**Work instructions**. Reproduce all of the data below without alteration; exclude every picture.
Top of Provided records
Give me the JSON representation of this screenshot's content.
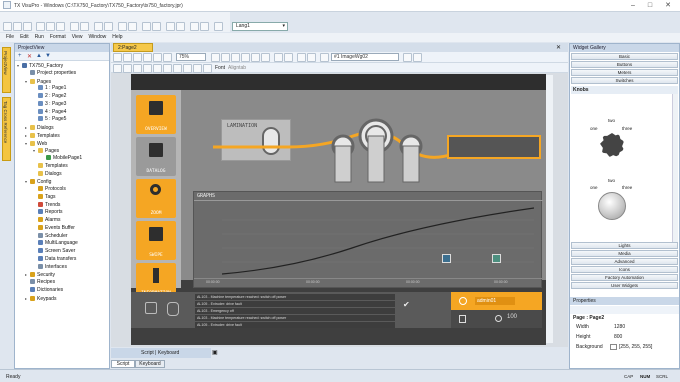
{
  "app": {
    "title": "TX VisuPro - Windows (C:\\TX750_Factory\\TX750_Factory\\tx750_factory.jpr)",
    "language_select": "Lang1"
  },
  "menu": [
    "File",
    "Edit",
    "Run",
    "Format",
    "View",
    "Window",
    "Help"
  ],
  "left_panel": {
    "title": "ProjectView",
    "side_tabs": [
      "ProjectView",
      "Tag Cross Reference"
    ],
    "tree": [
      {
        "label": "TX750_Factory",
        "level": 0,
        "icon": "project-icon",
        "color": "#4a6fa5",
        "exp": "▾"
      },
      {
        "label": "Project properties",
        "level": 1,
        "icon": "properties-icon",
        "color": "#7a8fa8",
        "exp": ""
      },
      {
        "label": "Pages",
        "level": 1,
        "icon": "folder-icon",
        "color": "#e8c14a",
        "exp": "▾"
      },
      {
        "label": "1 : Page1",
        "level": 2,
        "icon": "page-icon",
        "color": "#6a8ec0",
        "exp": ""
      },
      {
        "label": "2 : Page2",
        "level": 2,
        "icon": "page-icon",
        "color": "#6a8ec0",
        "exp": ""
      },
      {
        "label": "3 : Page3",
        "level": 2,
        "icon": "page-icon",
        "color": "#6a8ec0",
        "exp": ""
      },
      {
        "label": "4 : Page4",
        "level": 2,
        "icon": "page-icon",
        "color": "#6a8ec0",
        "exp": ""
      },
      {
        "label": "5 : Page5",
        "level": 2,
        "icon": "page-icon",
        "color": "#6a8ec0",
        "exp": ""
      },
      {
        "label": "Dialogs",
        "level": 1,
        "icon": "folder-icon",
        "color": "#e8c14a",
        "exp": "▸"
      },
      {
        "label": "Templates",
        "level": 1,
        "icon": "folder-icon",
        "color": "#e8c14a",
        "exp": "▸"
      },
      {
        "label": "Web",
        "level": 1,
        "icon": "folder-icon",
        "color": "#e8c14a",
        "exp": "▾"
      },
      {
        "label": "Pages",
        "level": 2,
        "icon": "folder-icon",
        "color": "#e8c14a",
        "exp": "▾"
      },
      {
        "label": "MobilePage1",
        "level": 3,
        "icon": "mobile-page-icon",
        "color": "#3a9a4a",
        "exp": ""
      },
      {
        "label": "Templates",
        "level": 2,
        "icon": "folder-icon",
        "color": "#e8c14a",
        "exp": ""
      },
      {
        "label": "Dialogs",
        "level": 2,
        "icon": "folder-icon",
        "color": "#e8c14a",
        "exp": ""
      },
      {
        "label": "Config",
        "level": 1,
        "icon": "config-icon",
        "color": "#d9a21b",
        "exp": "▾"
      },
      {
        "label": "Protocols",
        "level": 2,
        "icon": "protocol-icon",
        "color": "#d9a21b",
        "exp": ""
      },
      {
        "label": "Tags",
        "level": 2,
        "icon": "tag-icon",
        "color": "#d9a21b",
        "exp": ""
      },
      {
        "label": "Trends",
        "level": 2,
        "icon": "trend-icon",
        "color": "#d04a3a",
        "exp": ""
      },
      {
        "label": "Reports",
        "level": 2,
        "icon": "report-icon",
        "color": "#5a7fb8",
        "exp": ""
      },
      {
        "label": "Alarms",
        "level": 2,
        "icon": "alarm-icon",
        "color": "#d9a21b",
        "exp": ""
      },
      {
        "label": "Events Buffer",
        "level": 2,
        "icon": "events-icon",
        "color": "#d9a21b",
        "exp": ""
      },
      {
        "label": "Scheduler",
        "level": 2,
        "icon": "scheduler-icon",
        "color": "#7a8fa8",
        "exp": ""
      },
      {
        "label": "MultiLanguage",
        "level": 2,
        "icon": "language-icon",
        "color": "#5a7fb8",
        "exp": ""
      },
      {
        "label": "Screen Saver",
        "level": 2,
        "icon": "screensaver-icon",
        "color": "#5a7fb8",
        "exp": ""
      },
      {
        "label": "Data transfers",
        "level": 2,
        "icon": "transfer-icon",
        "color": "#5a7fb8",
        "exp": ""
      },
      {
        "label": "Interfaces",
        "level": 2,
        "icon": "interface-icon",
        "color": "#7a8fa8",
        "exp": ""
      },
      {
        "label": "Security",
        "level": 1,
        "icon": "security-icon",
        "color": "#d9a21b",
        "exp": "▸"
      },
      {
        "label": "Recipes",
        "level": 1,
        "icon": "recipe-icon",
        "color": "#7a8fa8",
        "exp": ""
      },
      {
        "label": "Dictionaries",
        "level": 1,
        "icon": "dictionary-icon",
        "color": "#5a7fb8",
        "exp": ""
      },
      {
        "label": "Keypads",
        "level": 1,
        "icon": "keypad-icon",
        "color": "#d9a21b",
        "exp": "▸"
      }
    ]
  },
  "editor": {
    "doc_tab": "2:Page2",
    "zoom": "75%",
    "image_select": "#1 ImageWg02",
    "font_label": "Font",
    "align_label": "Aligntab",
    "bottom_tabs": [
      "Script",
      "Keyboard"
    ],
    "bottom_panel_title": "Script | Keyboard"
  },
  "hmi": {
    "nav": [
      "OVERVIEW",
      "DATALOG",
      "ZOOM",
      "SWIPE",
      "INFORMATION"
    ],
    "lamination": "LAMINATION",
    "graphs_title": "GRAPHS",
    "x_ticks": [
      "00:00:00",
      "00:00:00",
      "00:00:00",
      "00:00:00"
    ],
    "alarms": [
      "AL103 - Machine temperature reached: switch off power",
      "AL105 - Extruder: drive fault",
      "AL103 - Emergency off",
      "AL103 - Machine temperature reached: switch off power",
      "AL105 - Extruder: drive fault"
    ],
    "user": "admin01",
    "counter": "100",
    "colors": {
      "accent": "#f5a623",
      "dark": "#3f3f3f",
      "mid": "#8a8a8a",
      "bg": "#d8dde3"
    }
  },
  "right_panel": {
    "title": "Widget Gallery",
    "top_buttons": [
      "Basic",
      "Buttons",
      "Meters",
      "Switches"
    ],
    "knobs_title": "Knobs",
    "knob1": {
      "left": "one",
      "top": "two",
      "right": "three"
    },
    "knob2": {
      "left": "one",
      "top": "two",
      "right": "three"
    },
    "bottom_buttons": [
      "Lights",
      "Media",
      "Advanced",
      "Icons",
      "Factory Automation",
      "User Widgets"
    ],
    "properties": {
      "title": "Properties",
      "page": "Page : Page2",
      "rows": [
        {
          "name": "Width",
          "value": "1280"
        },
        {
          "name": "Height",
          "value": "800"
        },
        {
          "name": "Background",
          "value": "[255, 255, 255]"
        }
      ]
    }
  },
  "status": {
    "ready": "Ready",
    "indicators": [
      "CAP",
      "NUM",
      "SCRL"
    ]
  }
}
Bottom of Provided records
**Reply to the exercise**.
Give me the JSON representation of this screenshot's content.
{
  "app": {
    "title": "TX VisuPro - Windows (C:\\TX750_Factory\\TX750_Factory\\tx750_factory.jpr)",
    "language_select": "Lang1"
  },
  "menu": [
    "File",
    "Edit",
    "Run",
    "Format",
    "View",
    "Window",
    "Help"
  ],
  "left_panel": {
    "title": "ProjectView",
    "side_tabs": [
      "ProjectView",
      "Tag Cross Reference"
    ],
    "tree": [
      {
        "label": "TX750_Factory",
        "level": 0,
        "icon": "project-icon",
        "color": "#4a6fa5",
        "exp": "▾"
      },
      {
        "label": "Project properties",
        "level": 1,
        "icon": "properties-icon",
        "color": "#7a8fa8",
        "exp": ""
      },
      {
        "label": "Pages",
        "level": 1,
        "icon": "folder-icon",
        "color": "#e8c14a",
        "exp": "▾"
      },
      {
        "label": "1 : Page1",
        "level": 2,
        "icon": "page-icon",
        "color": "#6a8ec0",
        "exp": ""
      },
      {
        "label": "2 : Page2",
        "level": 2,
        "icon": "page-icon",
        "color": "#6a8ec0",
        "exp": ""
      },
      {
        "label": "3 : Page3",
        "level": 2,
        "icon": "page-icon",
        "color": "#6a8ec0",
        "exp": ""
      },
      {
        "label": "4 : Page4",
        "level": 2,
        "icon": "page-icon",
        "color": "#6a8ec0",
        "exp": ""
      },
      {
        "label": "5 : Page5",
        "level": 2,
        "icon": "page-icon",
        "color": "#6a8ec0",
        "exp": ""
      },
      {
        "label": "Dialogs",
        "level": 1,
        "icon": "folder-icon",
        "color": "#e8c14a",
        "exp": "▸"
      },
      {
        "label": "Templates",
        "level": 1,
        "icon": "folder-icon",
        "color": "#e8c14a",
        "exp": "▸"
      },
      {
        "label": "Web",
        "level": 1,
        "icon": "folder-icon",
        "color": "#e8c14a",
        "exp": "▾"
      },
      {
        "label": "Pages",
        "level": 2,
        "icon": "folder-icon",
        "color": "#e8c14a",
        "exp": "▾"
      },
      {
        "label": "MobilePage1",
        "level": 3,
        "icon": "mobile-page-icon",
        "color": "#3a9a4a",
        "exp": ""
      },
      {
        "label": "Templates",
        "level": 2,
        "icon": "folder-icon",
        "color": "#e8c14a",
        "exp": ""
      },
      {
        "label": "Dialogs",
        "level": 2,
        "icon": "folder-icon",
        "color": "#e8c14a",
        "exp": ""
      },
      {
        "label": "Config",
        "level": 1,
        "icon": "config-icon",
        "color": "#d9a21b",
        "exp": "▾"
      },
      {
        "label": "Protocols",
        "level": 2,
        "icon": "protocol-icon",
        "color": "#d9a21b",
        "exp": ""
      },
      {
        "label": "Tags",
        "level": 2,
        "icon": "tag-icon",
        "color": "#d9a21b",
        "exp": ""
      },
      {
        "label": "Trends",
        "level": 2,
        "icon": "trend-icon",
        "color": "#d04a3a",
        "exp": ""
      },
      {
        "label": "Reports",
        "level": 2,
        "icon": "report-icon",
        "color": "#5a7fb8",
        "exp": ""
      },
      {
        "label": "Alarms",
        "level": 2,
        "icon": "alarm-icon",
        "color": "#d9a21b",
        "exp": ""
      },
      {
        "label": "Events Buffer",
        "level": 2,
        "icon": "events-icon",
        "color": "#d9a21b",
        "exp": ""
      },
      {
        "label": "Scheduler",
        "level": 2,
        "icon": "scheduler-icon",
        "color": "#7a8fa8",
        "exp": ""
      },
      {
        "label": "MultiLanguage",
        "level": 2,
        "icon": "language-icon",
        "color": "#5a7fb8",
        "exp": ""
      },
      {
        "label": "Screen Saver",
        "level": 2,
        "icon": "screensaver-icon",
        "color": "#5a7fb8",
        "exp": ""
      },
      {
        "label": "Data transfers",
        "level": 2,
        "icon": "transfer-icon",
        "color": "#5a7fb8",
        "exp": ""
      },
      {
        "label": "Interfaces",
        "level": 2,
        "icon": "interface-icon",
        "color": "#7a8fa8",
        "exp": ""
      },
      {
        "label": "Security",
        "level": 1,
        "icon": "security-icon",
        "color": "#d9a21b",
        "exp": "▸"
      },
      {
        "label": "Recipes",
        "level": 1,
        "icon": "recipe-icon",
        "color": "#7a8fa8",
        "exp": ""
      },
      {
        "label": "Dictionaries",
        "level": 1,
        "icon": "dictionary-icon",
        "color": "#5a7fb8",
        "exp": ""
      },
      {
        "label": "Keypads",
        "level": 1,
        "icon": "keypad-icon",
        "color": "#d9a21b",
        "exp": "▸"
      }
    ]
  },
  "editor": {
    "doc_tab": "2:Page2",
    "zoom": "75%",
    "image_select": "#1 ImageWg02",
    "font_label": "Font",
    "align_label": "Aligntab",
    "bottom_tabs": [
      "Script",
      "Keyboard"
    ],
    "bottom_panel_title": "Script | Keyboard"
  },
  "hmi": {
    "nav": [
      "OVERVIEW",
      "DATALOG",
      "ZOOM",
      "SWIPE",
      "INFORMATION"
    ],
    "lamination": "LAMINATION",
    "graphs_title": "GRAPHS",
    "x_ticks": [
      "00:00:00",
      "00:00:00",
      "00:00:00",
      "00:00:00"
    ],
    "alarms": [
      "AL103 - Machine temperature reached: switch off power",
      "AL105 - Extruder: drive fault",
      "AL103 - Emergency off",
      "AL103 - Machine temperature reached: switch off power",
      "AL105 - Extruder: drive fault"
    ],
    "user": "admin01",
    "counter": "100",
    "colors": {
      "accent": "#f5a623",
      "dark": "#3f3f3f",
      "mid": "#8a8a8a",
      "bg": "#d8dde3"
    }
  },
  "right_panel": {
    "title": "Widget Gallery",
    "top_buttons": [
      "Basic",
      "Buttons",
      "Meters",
      "Switches"
    ],
    "knobs_title": "Knobs",
    "knob1": {
      "left": "one",
      "top": "two",
      "right": "three"
    },
    "knob2": {
      "left": "one",
      "top": "two",
      "right": "three"
    },
    "bottom_buttons": [
      "Lights",
      "Media",
      "Advanced",
      "Icons",
      "Factory Automation",
      "User Widgets"
    ],
    "properties": {
      "title": "Properties",
      "page": "Page : Page2",
      "rows": [
        {
          "name": "Width",
          "value": "1280"
        },
        {
          "name": "Height",
          "value": "800"
        },
        {
          "name": "Background",
          "value": "[255, 255, 255]"
        }
      ]
    }
  },
  "status": {
    "ready": "Ready",
    "indicators": [
      "CAP",
      "NUM",
      "SCRL"
    ]
  }
}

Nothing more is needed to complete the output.